It shouldn’t be hard to find an experienced person with an exercise science degree, who is awesome with people, has great sales skills and is willing to work for what you’re willing to pay, right? You may be a lucky club that has retained trainers for a long time, but the industry average for trainer retention is one year, so most clubs need to have a system for continually replacing staff.
Finding rock star trainers may not be the easiest thing in the world, but it can be much easier when you know what to look for and how use a systematic approach to onboarding new trainers in your facility. Talent acquisition requires looking through a wider lens, which takes into consideration the local labor markets and what you really need to have a successful, scalable personal training program. So, what should you be looking for?
You shouldn’t try to build a stable completely full of trainers with exercise science degrees. But education is still important, so try to have one or two of these people to design templates and oversee the programming for the rest of their coaches, while other clubs can outsource the programming to a company that specializes in it. The most successful clubs use this approach. Not only does it provide a better product, which is more consistent, it also protects the business. The whole training program can fall apart in a day if individual trainers are in charge of their own programming and decide to leave.
What you are really looking for are candidates who are great with people. You want coaches with energy who are team players. They understand movement and are exercise people, but they don’t need to have an exercise science degree.
The people skills and entertainment value of coaches are more important to keeping the clients engaged long-term. Safe, effective programming is provided for them. They don’t need to write it. They only need to be taught how to deliver it, which is done through a club’s standardized trainer onboarding process.
So don’t chase unicorns — look for candidates who enjoy being with other people and want to help change lives. You can teach them the technical side of the job.

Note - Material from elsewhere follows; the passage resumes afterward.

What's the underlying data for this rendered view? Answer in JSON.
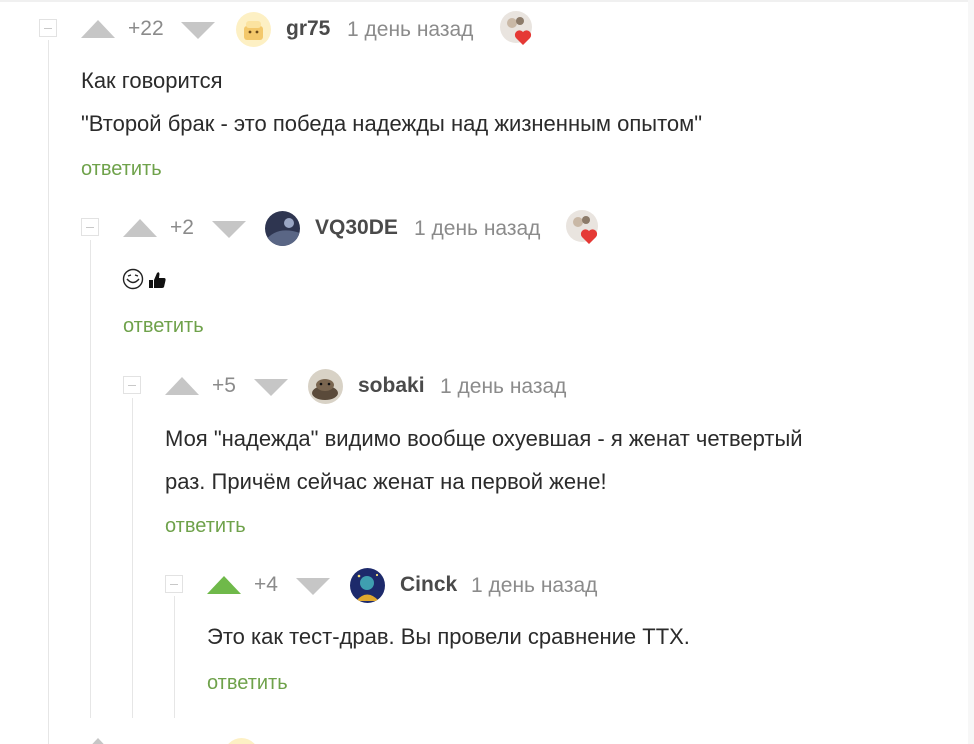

Tony Chemer is the vice president of sales at Alloy. For more information, visit teamalloy.com.